Trademark attorney Josh Gerben shared further insight over on Twitter, as he noted that the brand was worried about how this “confusion” could potentially damage its “reputation.”
“Any defect, objection, or fault found with the goods and services offered or sold under [Black Lives Matter] would reflect on and seriously injure adidas’s reputation.”
Adidas has taken court action to block a trademark filed by Black Lives Matter for its “Three-Stripe” logo.
Per the court filings made on March 27th, Adidas claims the Black Lives Matter stripes are too similar to its own.
A thread 🧵#adidas #BlackLivesMatter #BLM pic.twitter.com/S4b5YFXRdh
— Josh Gerben (@JoshGerben) March 28, 2023
Later in the thread, Gerben also declared, “Adidas has been very aggressive in policing its stripes. But when you look at the difference in color and shape of the stripes, I think that Adidas is unlikely to win this case if it goes to trial.”
Adidas Swiftly Withdrew Its Opposition
In spite of this speculation, however, the matter never made it to trial. Merely two days after Adidas launched its complaint, the company backtracked and noted that it was going to “withdraw its opposition.”
While further details behind the decision weren’t provided, Reuters reports that “a source close to the company” dished on how execs feared that the trademark opposition could be interpreted as a critique against BLM’s mission.
So, it looks like Adidas is going to allow BLM to continue with its trademark application process. However, we should point out that Adidas reportedly rescinded the opposition without prejudice, so the door is still open for the company to possibly bring on another case in the future.
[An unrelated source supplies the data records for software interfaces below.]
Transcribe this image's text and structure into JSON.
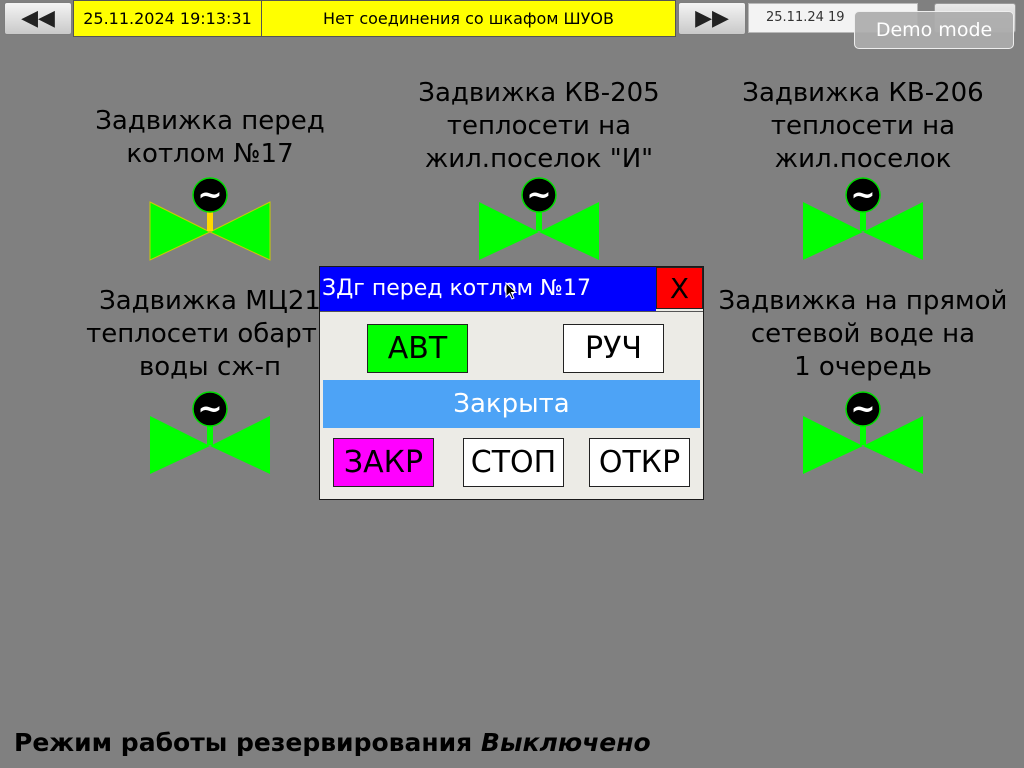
{
  "topbar": {
    "back_icon": "◀◀",
    "datetime": "25.11.2024 19:13:31",
    "message": "Нет соединения со шкафом ШУОВ",
    "forward_icon": "▶▶",
    "date_short": "25.11.24 19",
    "demo_label": "Demo mode"
  },
  "valves": [
    {
      "label_lines": [
        "Задвижка перед",
        "котлом №17"
      ],
      "color": "#00ff00",
      "stem_color": "#ffd700",
      "symbol": "~"
    },
    {
      "label_lines": [
        "Задвижка КВ-205",
        "теплосети на",
        "жил.поселок \"И\""
      ],
      "color": "#00ff00",
      "stem_color": "#00ff00",
      "symbol": "~"
    },
    {
      "label_lines": [
        "Задвижка КВ-206",
        "теплосети на",
        "жил.поселок"
      ],
      "color": "#00ff00",
      "stem_color": "#00ff00",
      "symbol": "~"
    },
    {
      "label_lines": [
        "Задвижка МЦ21",
        "теплосети обартн",
        "воды сж-п"
      ],
      "color": "#00ff00",
      "stem_color": "#00ff00",
      "symbol": "~"
    },
    {
      "label_lines": [
        "Задвижка на прямой",
        "сетевой воде на",
        "1 очередь"
      ],
      "color": "#00ff00",
      "stem_color": "#00ff00",
      "symbol": "~"
    }
  ],
  "dialog": {
    "title": "ЗДг перед котлом №17",
    "close_label": "X",
    "mode_auto_label": "АВТ",
    "mode_manual_label": "РУЧ",
    "status_text": "Закрыта",
    "close_cmd_label": "ЗАКР",
    "stop_cmd_label": "СТОП",
    "open_cmd_label": "ОТКР",
    "colors": {
      "title_bg": "#0000ff",
      "close_bg": "#ff0000",
      "auto_active": "#00ff00",
      "close_cmd": "#ff00ff",
      "status_bg": "#4da3f6"
    }
  },
  "footer": {
    "label": "Режим работы резервирования",
    "value": "Выключено"
  }
}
What are your thoughts on the sportswear brand withdrawing its opposition against the BLM logo, as well as the fact that a dispute was brought on in the first place?
Become A Roommate!